Return all lines of the records that contain the word "JSON".

EXTRACTED RECORDS Start Marker

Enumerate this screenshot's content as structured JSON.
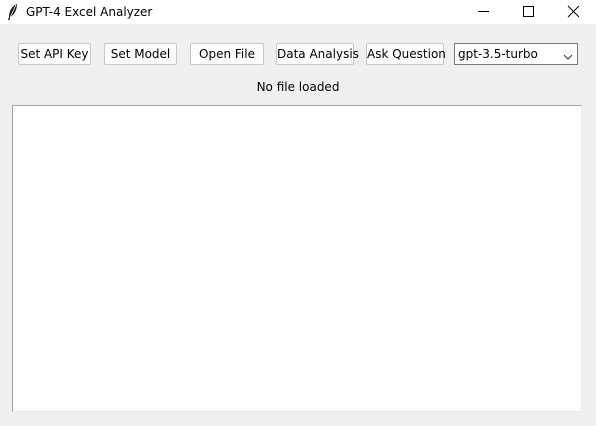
{
  "window": {
    "title": "GPT-4 Excel Analyzer",
    "icon": "feather-icon",
    "controls": [
      "minimize-icon",
      "maximize-icon",
      "close-icon"
    ]
  },
  "toolbar": {
    "set_api_key_label": "Set API Key",
    "set_model_label": "Set Model",
    "open_file_label": "Open File",
    "data_analysis_label": "Data Analysis",
    "ask_question_label": "Ask Question",
    "model_select": {
      "selected": "gpt-3.5-turbo"
    }
  },
  "status": {
    "text": "No file loaded"
  },
  "output": {
    "content": ""
  },
  "colors": {
    "window_bg": "#f0f0f0",
    "titlebar_bg": "#ffffff",
    "text_area_bg": "#ffffff"
  }
}
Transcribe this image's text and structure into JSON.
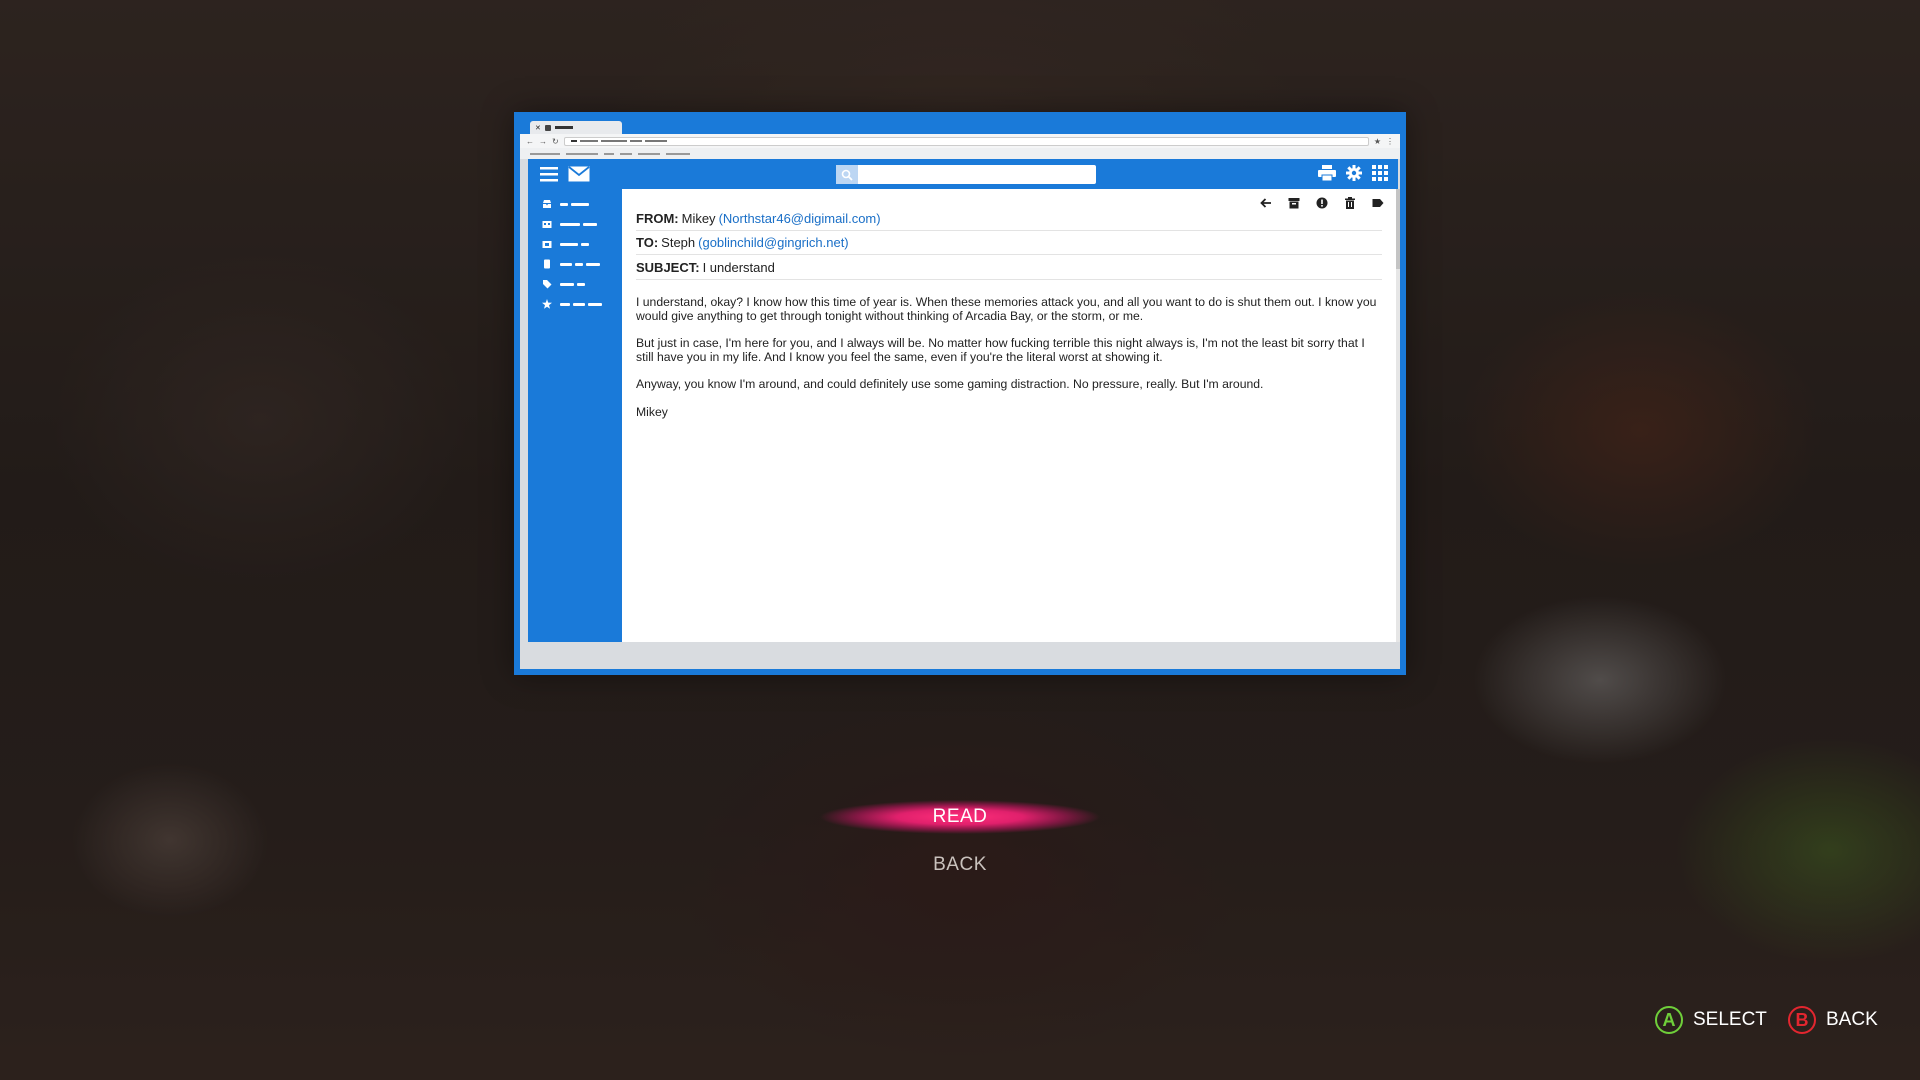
{
  "email": {
    "from_label": "FROM:",
    "from_name": "Mikey",
    "from_address": "(Northstar46@digimail.com)",
    "to_label": "TO:",
    "to_name": "Steph",
    "to_address": "(goblinchild@gingrich.net)",
    "subject_label": "SUBJECT:",
    "subject": "I understand",
    "body": [
      "I understand, okay? I know how this time of year is. When these memories attack you, and all you want to do is shut them out. I know you would give anything to get through tonight without thinking of Arcadia Bay, or the storm, or me.",
      "But just in case, I'm here for you, and I always will be. No matter how fucking terrible this night always is, I'm not the least bit sorry that I still have you in my life. And I know you feel the same, even if you're the literal worst at showing it.",
      "Anyway, you know I'm around, and could definitely use some gaming distraction. No pressure, really. But I'm around.",
      "Mikey"
    ]
  },
  "menu": {
    "read_label": "READ",
    "back_label": "BACK"
  },
  "prompts": {
    "select_button": "A",
    "select_label": "SELECT",
    "back_button": "B",
    "back_label": "BACK"
  },
  "colors": {
    "accent_blue": "#1a7ad9",
    "link_blue": "#1a6fc7",
    "highlight_pink": "#e0206c",
    "button_a_green": "#6fcf3a",
    "button_b_red": "#e2262f"
  },
  "icons": {
    "header": [
      "menu-icon",
      "mail-icon",
      "search-icon",
      "print-icon",
      "settings-icon",
      "apps-grid-icon"
    ],
    "toolbar": [
      "back-arrow-icon",
      "archive-icon",
      "report-icon",
      "trash-icon",
      "label-icon"
    ],
    "sidebar": [
      "inbox-icon",
      "drafts-icon",
      "sent-icon",
      "documents-icon",
      "tag-icon",
      "star-icon"
    ]
  }
}
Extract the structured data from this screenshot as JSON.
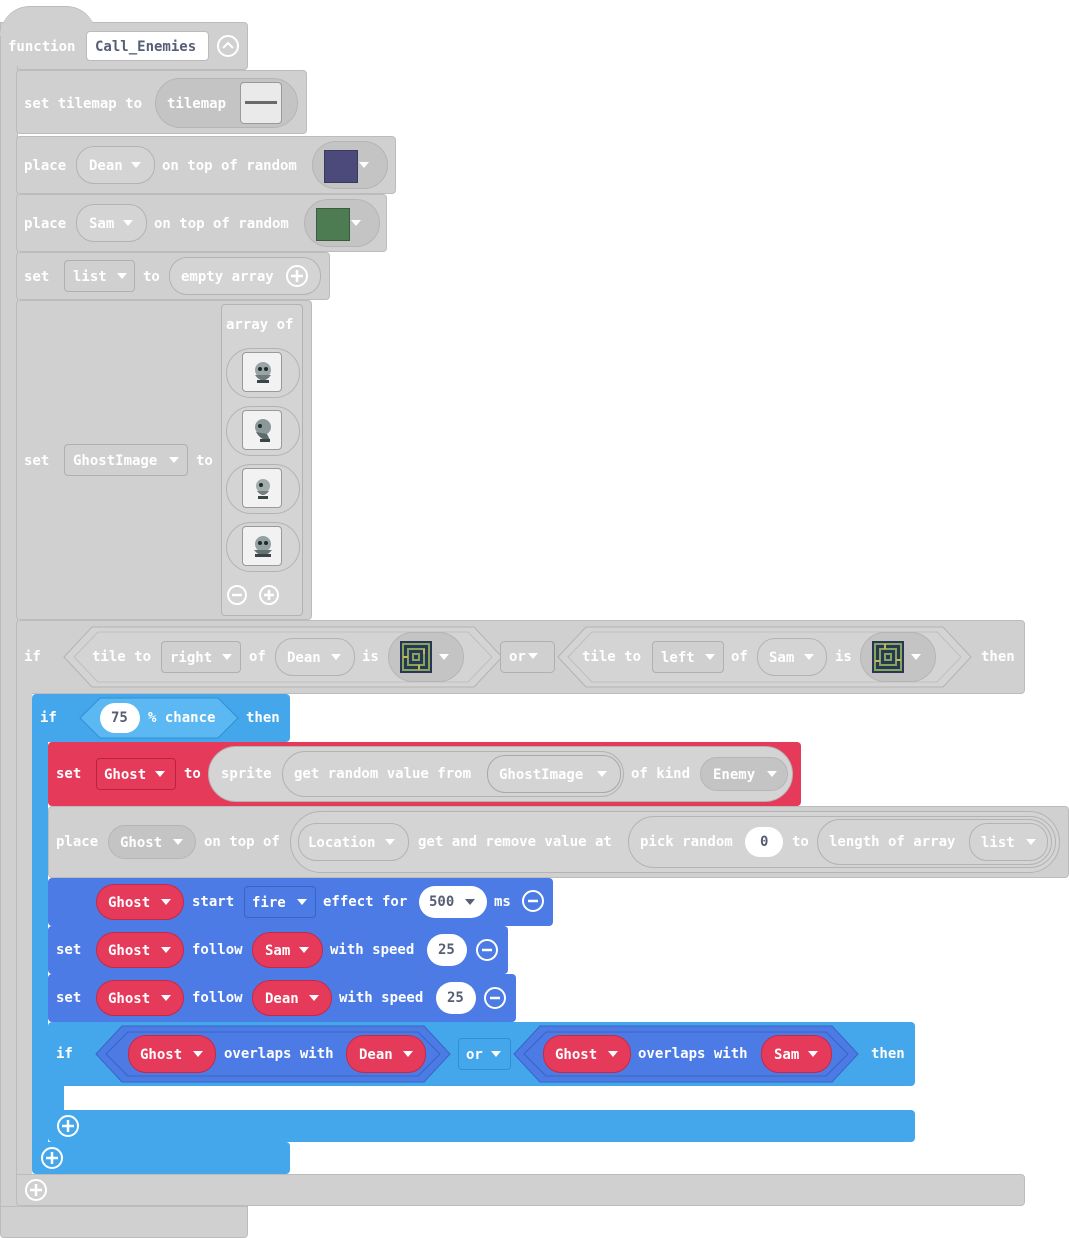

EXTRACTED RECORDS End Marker

▸ OUTPUT
Enumerate this screenshot's content as structured JSON.
Transcribe this image's text and structure into JSON.
Extract the structured data from this screenshot as JSON.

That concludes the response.